Housing poverty in Portugal

  • Individuals served in 2016: 35 Individuals served in 2016: 35
  • Volunteers hosted in 2016: 527 Volunteers hosted in 2016: 527
  • Projects: new builds, rehabilitation and repairs Projects: new builds, rehabilitation and repairs

A group of volunteers concerned about poverty housing in Braga, in northern Portugal, started a Habitat affiliate there in 1996.

Two groups of international and local volunteers helped build Portugal’s first Habitat house in the town of Vieira do Minho in 1999. In 2002, Habitat expanded its activities to renovating existing homes of low-income families. Habitat in Braga partners with local municipalities to build and rehabilitate homes for people living on small incomes.

The housing need in Portugal

Housing is a major concern of poor Portuguese families, who often live in dilapidated homes in rural areas or shacks in the big cities.
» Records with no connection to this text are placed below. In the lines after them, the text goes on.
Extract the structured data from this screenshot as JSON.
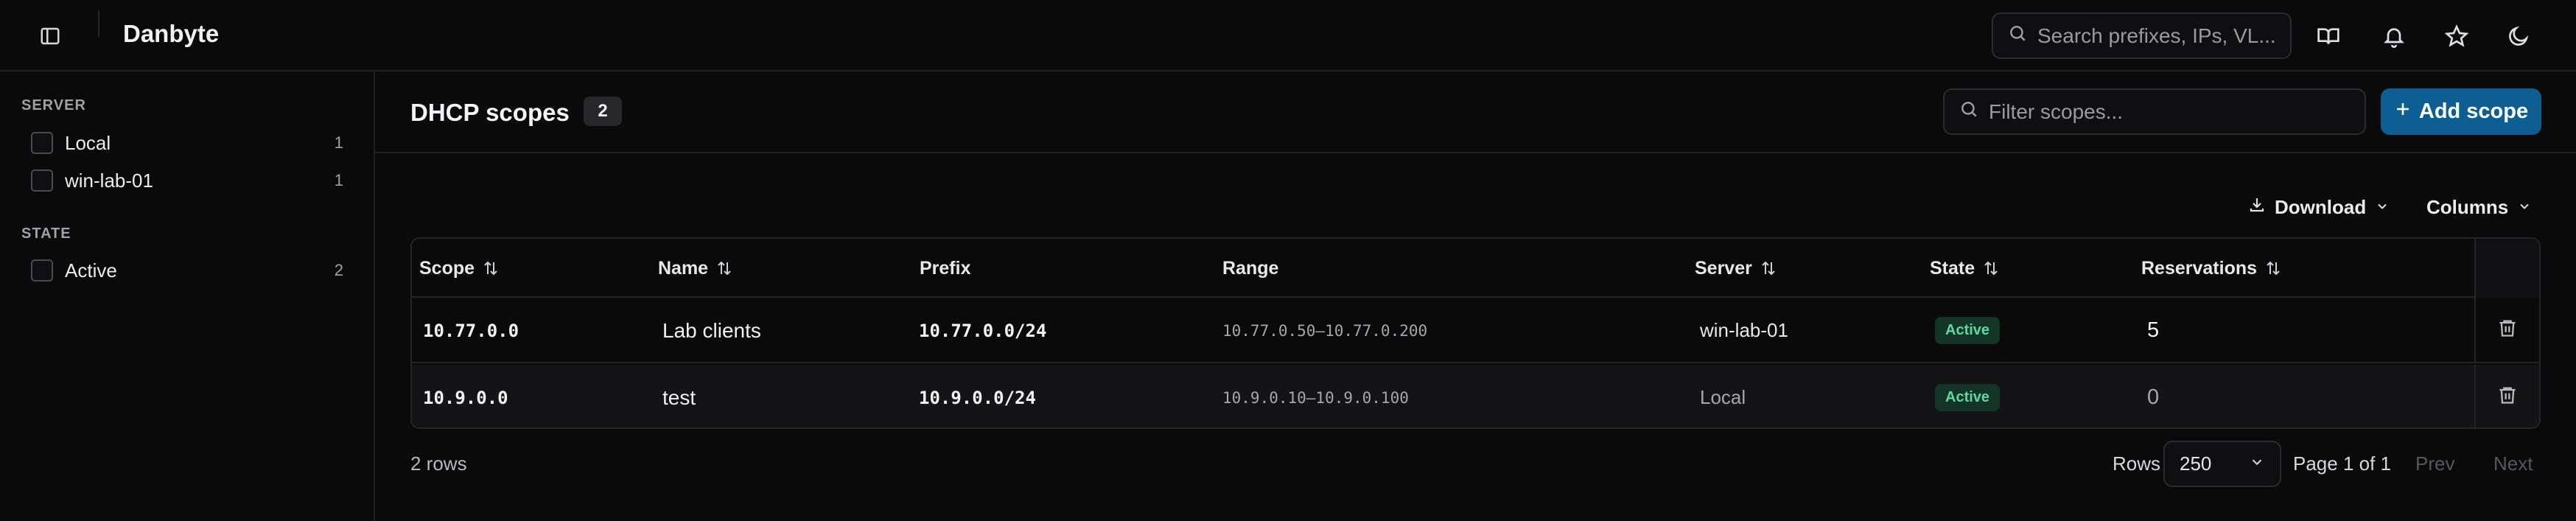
{
  "app": {
    "title": "Danbyte"
  },
  "topbar": {
    "search_placeholder": "Search prefixes, IPs, VL...",
    "icons": [
      "book-icon",
      "bell-icon",
      "star-icon",
      "moon-icon"
    ]
  },
  "sidebar": {
    "groups": [
      {
        "heading": "SERVER",
        "items": [
          {
            "label": "Local",
            "count": "1"
          },
          {
            "label": "win-lab-01",
            "count": "1"
          }
        ]
      },
      {
        "heading": "STATE",
        "items": [
          {
            "label": "Active",
            "count": "2"
          }
        ]
      }
    ]
  },
  "page": {
    "title": "DHCP scopes",
    "count": "2",
    "filter_placeholder": "Filter scopes...",
    "add_button": "Add scope",
    "download_label": "Download",
    "columns_label": "Columns"
  },
  "table": {
    "headers": {
      "scope": "Scope",
      "name": "Name",
      "prefix": "Prefix",
      "range": "Range",
      "server": "Server",
      "state": "State",
      "reservations": "Reservations"
    },
    "rows": [
      {
        "scope": "10.77.0.0",
        "name": "Lab clients",
        "prefix": "10.77.0.0/24",
        "range": "10.77.0.50–10.77.0.200",
        "server": "win-lab-01",
        "state": "Active",
        "reservations": "5"
      },
      {
        "scope": "10.9.0.0",
        "name": "test",
        "prefix": "10.9.0.0/24",
        "range": "10.9.0.10–10.9.0.100",
        "server": "Local",
        "state": "Active",
        "reservations": "0"
      }
    ]
  },
  "footer": {
    "row_count": "2 rows",
    "rows_label": "Rows",
    "rows_per_page": "250",
    "page_info": "Page 1 of 1",
    "prev": "Prev",
    "next": "Next"
  },
  "colors": {
    "accent": "#0d5f93",
    "active_badge_bg": "#123528",
    "active_badge_fg": "#5fd8a0",
    "background": "#0a0a0b"
  }
}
Successive governments have liberalised key areas of the economy over the past 20 years after decades of military dictatorship, but economic growth has been slowing, especially after the 2008 crisis.

Demographic pressure & joblessness

Many people were left without jobs or savings to improve housing conditions. At the same time, the need for housing is growing, especially in urban areas. The state cannot support the development of new social housing units. Portugal has been a destination for emigrants, mainly from former African colonies and Brazil.

How we address the need in Portugal

Habitat for Humanity in Portugal helps low-income families by building new homes on family-owned land and by renovating houses in the municipalities of Braga and Amarante.

Homes are made of traditional local materials: Bricks, red roof tiles, shutters on the windows, and ceramic tiles inside. Recently, Habitat for Humanity Portugal has been looking for local opportunities to raise funds to build more simple and decent homes.

Key facts & figures

  • Population – circa 10.24 million
  • Urbanisation – 67.4%
  • Life expectancy – 81.5 years
  • Unemployent – 6.55%
  • Poverty line – 17.2%